By replacing your jars of amorphous, aging spice blends (curry powder, taco seasoning, steak rub, your time is up) with the constituent spices themselves (like cumin, coriander, and turmeric, for example), you’ll have more options for customizing to your liking.
All that being said, there are some spice mixes that we lean on because they’re tricky to make or specific enough that they’re fairly reliable. Here’s our shortlist:
- Vadouvan: thought to be born out of the French colonial rule of Pondicherry, India, the base of this sweet and slightly smoky masala (i.e. spice mix) is granulated shallots, onion, and garlic, with fenugreek being a common addition; try it in yogurt dip or as part of a dry rub for roast chicken
- Za’atar: bright, herbaceous, and toasty, it varies across the Middle East but is often a combo of dried oregano, thyme, and/or marjoram with sumac and toasted sesame seeds
- Old Bay: a proprietary blend of celery salt, paprika, and pepper, it goes hand in hand with shellfish
- Chaat masala: made up of dry mango powder, cumin, coriander, black salt, asafetida, and chile powder, it adds an umami funk to everything from sliced fruit to boiled potatoes
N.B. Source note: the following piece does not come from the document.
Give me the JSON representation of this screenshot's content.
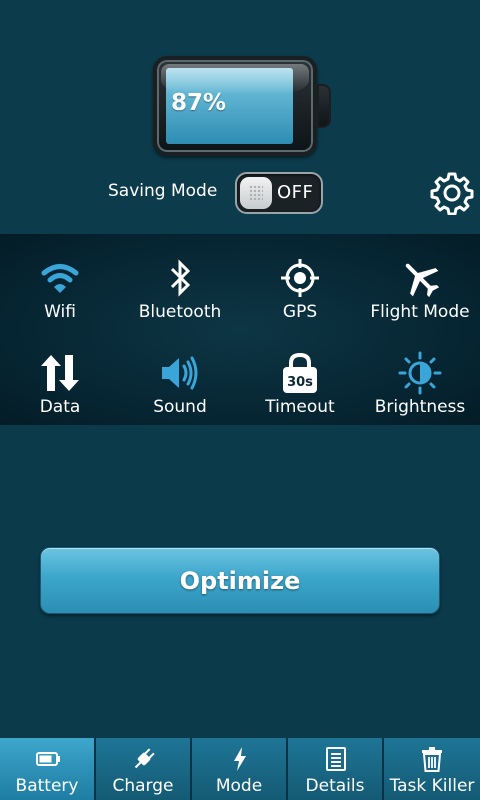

- Five-spice powder: the eponymous number refers not to the components (which can include star anise, cinnamon, cloves, Sichuan peppercorns, and fennel seeds, among others), but to its harmonious blend of the five traditional Chinese elements and flavors; try it in these glazey pork ribs